There are now even fewer obstacles separating you from your new robotic overlords. Researchers have created a robotic cheetah that can—for the first time—autonomously detect objects and jump over them without slowing down. The team of scientists from the Massachusetts Institute of Technology (MIT) have demonstrated how the futuristic four-legged robot is able to clear half-meter (18 inch) hurdles, while moving at a speed of 5 mph, in the video below.
Before jumping over a hurdle, the robotic cheetah plans out its path in a similar way to a human runner. It estimates the height and distance of the object it’s approaching, decides on the best position to jump and exerts the force needed to leap over the object and land safely.

The team first tested the robotic cheetah’s jumping ability on a treadmill, where it was tethered in place. It was able to jump over 70 percent of the hurdles. They then tested the robot on a track, where it was able to jump over 90 percent of hurdles. The robot cheetah was able to even clear an 18-inch-tall obstacle, which is more than half of the robot’s own height.
“A running jump is a truly dynamic behavior. You have to manage balance and energy, and be able to handle impact after landing.

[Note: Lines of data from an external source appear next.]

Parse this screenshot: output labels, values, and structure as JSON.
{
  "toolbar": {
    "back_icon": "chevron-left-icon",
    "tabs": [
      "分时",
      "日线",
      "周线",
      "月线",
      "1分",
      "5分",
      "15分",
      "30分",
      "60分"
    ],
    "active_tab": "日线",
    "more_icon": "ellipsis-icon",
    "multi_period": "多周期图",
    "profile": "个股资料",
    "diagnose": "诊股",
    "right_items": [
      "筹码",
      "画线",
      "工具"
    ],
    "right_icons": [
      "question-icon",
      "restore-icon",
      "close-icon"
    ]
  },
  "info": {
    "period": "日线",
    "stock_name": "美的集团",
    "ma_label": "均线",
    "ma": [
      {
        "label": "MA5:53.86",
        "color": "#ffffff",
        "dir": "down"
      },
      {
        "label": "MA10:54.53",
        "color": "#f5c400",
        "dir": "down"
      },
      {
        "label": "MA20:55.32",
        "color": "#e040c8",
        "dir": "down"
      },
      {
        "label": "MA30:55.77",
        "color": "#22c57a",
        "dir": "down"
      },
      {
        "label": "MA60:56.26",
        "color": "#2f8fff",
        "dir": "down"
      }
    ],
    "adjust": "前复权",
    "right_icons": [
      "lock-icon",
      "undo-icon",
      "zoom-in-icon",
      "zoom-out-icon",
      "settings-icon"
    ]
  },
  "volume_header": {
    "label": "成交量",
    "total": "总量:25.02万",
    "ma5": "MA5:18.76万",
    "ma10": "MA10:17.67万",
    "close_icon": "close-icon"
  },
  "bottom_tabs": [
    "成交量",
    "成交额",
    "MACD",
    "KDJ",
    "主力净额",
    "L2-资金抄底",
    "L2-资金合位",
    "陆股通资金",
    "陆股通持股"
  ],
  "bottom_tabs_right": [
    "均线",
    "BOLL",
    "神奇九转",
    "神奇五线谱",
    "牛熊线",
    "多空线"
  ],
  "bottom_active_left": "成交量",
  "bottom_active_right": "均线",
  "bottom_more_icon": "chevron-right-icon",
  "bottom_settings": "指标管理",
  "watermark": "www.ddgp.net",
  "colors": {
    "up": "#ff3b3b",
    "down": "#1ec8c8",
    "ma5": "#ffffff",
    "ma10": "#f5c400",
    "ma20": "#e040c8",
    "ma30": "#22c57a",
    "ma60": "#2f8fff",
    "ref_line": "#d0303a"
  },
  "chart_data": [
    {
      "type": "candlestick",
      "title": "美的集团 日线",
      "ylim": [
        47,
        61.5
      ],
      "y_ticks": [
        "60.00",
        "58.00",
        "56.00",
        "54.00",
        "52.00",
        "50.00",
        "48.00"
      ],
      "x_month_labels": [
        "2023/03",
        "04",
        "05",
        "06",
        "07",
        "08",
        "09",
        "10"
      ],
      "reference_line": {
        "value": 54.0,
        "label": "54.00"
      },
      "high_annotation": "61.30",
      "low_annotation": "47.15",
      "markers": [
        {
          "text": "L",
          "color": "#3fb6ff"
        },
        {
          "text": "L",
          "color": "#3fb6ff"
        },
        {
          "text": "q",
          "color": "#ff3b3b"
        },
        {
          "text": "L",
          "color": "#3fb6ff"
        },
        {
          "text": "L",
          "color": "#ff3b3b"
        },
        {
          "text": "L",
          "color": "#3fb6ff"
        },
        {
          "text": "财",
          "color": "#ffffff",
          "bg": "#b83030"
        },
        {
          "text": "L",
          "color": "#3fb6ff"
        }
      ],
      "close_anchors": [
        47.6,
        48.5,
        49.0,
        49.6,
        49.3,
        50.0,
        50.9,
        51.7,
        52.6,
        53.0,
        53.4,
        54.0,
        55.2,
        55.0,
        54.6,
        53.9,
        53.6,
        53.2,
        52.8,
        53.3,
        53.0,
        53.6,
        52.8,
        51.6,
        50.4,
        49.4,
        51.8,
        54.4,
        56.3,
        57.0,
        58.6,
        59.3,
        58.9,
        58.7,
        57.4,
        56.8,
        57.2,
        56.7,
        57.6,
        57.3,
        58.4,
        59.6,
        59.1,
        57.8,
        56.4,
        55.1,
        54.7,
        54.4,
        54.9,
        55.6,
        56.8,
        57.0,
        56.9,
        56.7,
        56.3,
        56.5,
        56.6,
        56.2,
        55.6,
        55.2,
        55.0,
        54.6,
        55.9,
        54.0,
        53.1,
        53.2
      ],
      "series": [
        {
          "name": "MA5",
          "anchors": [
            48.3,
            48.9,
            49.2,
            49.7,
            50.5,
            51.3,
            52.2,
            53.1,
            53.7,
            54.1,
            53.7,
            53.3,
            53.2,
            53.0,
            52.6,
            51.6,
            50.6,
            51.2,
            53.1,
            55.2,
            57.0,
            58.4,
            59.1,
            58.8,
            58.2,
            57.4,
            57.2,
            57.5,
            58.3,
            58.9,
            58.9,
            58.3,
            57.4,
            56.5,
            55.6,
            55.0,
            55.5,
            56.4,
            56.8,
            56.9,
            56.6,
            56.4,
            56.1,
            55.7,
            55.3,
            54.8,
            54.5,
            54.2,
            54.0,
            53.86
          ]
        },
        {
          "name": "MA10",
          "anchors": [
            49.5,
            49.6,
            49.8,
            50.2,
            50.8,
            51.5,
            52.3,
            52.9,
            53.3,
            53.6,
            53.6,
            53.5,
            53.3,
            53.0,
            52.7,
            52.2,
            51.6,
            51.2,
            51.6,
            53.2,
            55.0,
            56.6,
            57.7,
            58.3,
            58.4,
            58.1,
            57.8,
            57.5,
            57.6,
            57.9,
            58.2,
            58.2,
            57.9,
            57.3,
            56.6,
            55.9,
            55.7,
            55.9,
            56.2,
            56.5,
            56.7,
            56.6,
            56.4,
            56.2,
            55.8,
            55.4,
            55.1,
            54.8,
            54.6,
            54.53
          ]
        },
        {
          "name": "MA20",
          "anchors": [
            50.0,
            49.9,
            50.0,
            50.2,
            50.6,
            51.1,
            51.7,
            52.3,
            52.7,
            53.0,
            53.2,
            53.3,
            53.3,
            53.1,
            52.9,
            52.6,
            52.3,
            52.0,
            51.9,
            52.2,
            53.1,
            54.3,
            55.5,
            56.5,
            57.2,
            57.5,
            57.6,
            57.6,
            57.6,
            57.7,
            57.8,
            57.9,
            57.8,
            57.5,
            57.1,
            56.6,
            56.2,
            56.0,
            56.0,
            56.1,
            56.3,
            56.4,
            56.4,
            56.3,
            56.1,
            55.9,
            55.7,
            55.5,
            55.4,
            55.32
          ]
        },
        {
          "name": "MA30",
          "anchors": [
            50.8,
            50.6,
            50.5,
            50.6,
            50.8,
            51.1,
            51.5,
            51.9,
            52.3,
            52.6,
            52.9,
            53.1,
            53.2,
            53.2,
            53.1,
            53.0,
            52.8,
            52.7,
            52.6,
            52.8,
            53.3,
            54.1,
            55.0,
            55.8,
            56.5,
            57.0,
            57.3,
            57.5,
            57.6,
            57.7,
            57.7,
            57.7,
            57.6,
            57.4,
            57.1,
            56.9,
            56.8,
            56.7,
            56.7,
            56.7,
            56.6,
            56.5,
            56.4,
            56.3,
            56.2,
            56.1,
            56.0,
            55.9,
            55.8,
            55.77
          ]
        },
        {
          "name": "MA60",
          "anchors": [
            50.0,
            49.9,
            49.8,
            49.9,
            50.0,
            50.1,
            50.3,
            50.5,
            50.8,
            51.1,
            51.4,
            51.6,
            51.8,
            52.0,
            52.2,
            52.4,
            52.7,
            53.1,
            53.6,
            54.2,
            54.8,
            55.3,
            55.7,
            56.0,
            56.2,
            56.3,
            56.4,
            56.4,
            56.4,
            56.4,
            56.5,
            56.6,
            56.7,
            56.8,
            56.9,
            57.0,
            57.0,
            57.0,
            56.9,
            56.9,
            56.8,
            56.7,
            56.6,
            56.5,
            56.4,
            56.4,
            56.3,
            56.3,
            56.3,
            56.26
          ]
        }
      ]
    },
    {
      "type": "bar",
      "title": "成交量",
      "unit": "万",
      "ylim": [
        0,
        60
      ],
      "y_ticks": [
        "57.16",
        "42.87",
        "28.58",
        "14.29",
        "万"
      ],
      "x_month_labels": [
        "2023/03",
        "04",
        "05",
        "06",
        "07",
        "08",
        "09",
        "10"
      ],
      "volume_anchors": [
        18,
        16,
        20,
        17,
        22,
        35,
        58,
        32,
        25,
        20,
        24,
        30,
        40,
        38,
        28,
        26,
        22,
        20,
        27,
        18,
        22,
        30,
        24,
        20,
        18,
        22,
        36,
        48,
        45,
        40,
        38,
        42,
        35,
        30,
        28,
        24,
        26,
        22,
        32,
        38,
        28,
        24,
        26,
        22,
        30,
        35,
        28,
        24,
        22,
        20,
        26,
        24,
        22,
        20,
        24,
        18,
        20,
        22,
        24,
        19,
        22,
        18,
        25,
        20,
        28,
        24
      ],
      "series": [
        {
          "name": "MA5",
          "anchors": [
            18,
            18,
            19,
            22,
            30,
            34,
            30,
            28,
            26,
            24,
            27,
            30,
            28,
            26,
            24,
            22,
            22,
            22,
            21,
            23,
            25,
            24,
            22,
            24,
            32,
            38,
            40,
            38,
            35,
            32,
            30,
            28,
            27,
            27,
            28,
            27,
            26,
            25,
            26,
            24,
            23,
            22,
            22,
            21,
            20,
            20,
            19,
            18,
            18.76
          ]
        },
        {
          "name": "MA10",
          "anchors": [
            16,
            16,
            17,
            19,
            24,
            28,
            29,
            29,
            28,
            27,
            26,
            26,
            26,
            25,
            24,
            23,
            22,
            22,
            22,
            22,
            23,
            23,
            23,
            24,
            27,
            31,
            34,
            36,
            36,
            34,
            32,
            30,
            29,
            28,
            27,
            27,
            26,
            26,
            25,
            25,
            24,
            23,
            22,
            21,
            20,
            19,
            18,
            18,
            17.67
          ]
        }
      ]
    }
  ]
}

Our robot is specifically designed for those highly dynamic behaviors,” said Sangbae Kim, an assistant professor of mechanical engineering at MIT, in a statement.
The latest robotic cheetah is a significant upgrade to the last design as it now possesses a visual system that allows it to "see." The data collected from this vision is fed into a three-part algorithm that allows the robot to plan out its path, gaining full autonomous control.
Researchers will continue to work on the cheetah robot, testing it on more complex environments like grass. It will also be entered into the DARPA Robotics Challenge for a chance to win the $3.5 million prize money.


Full text of the article in the IFL Science and MIT News.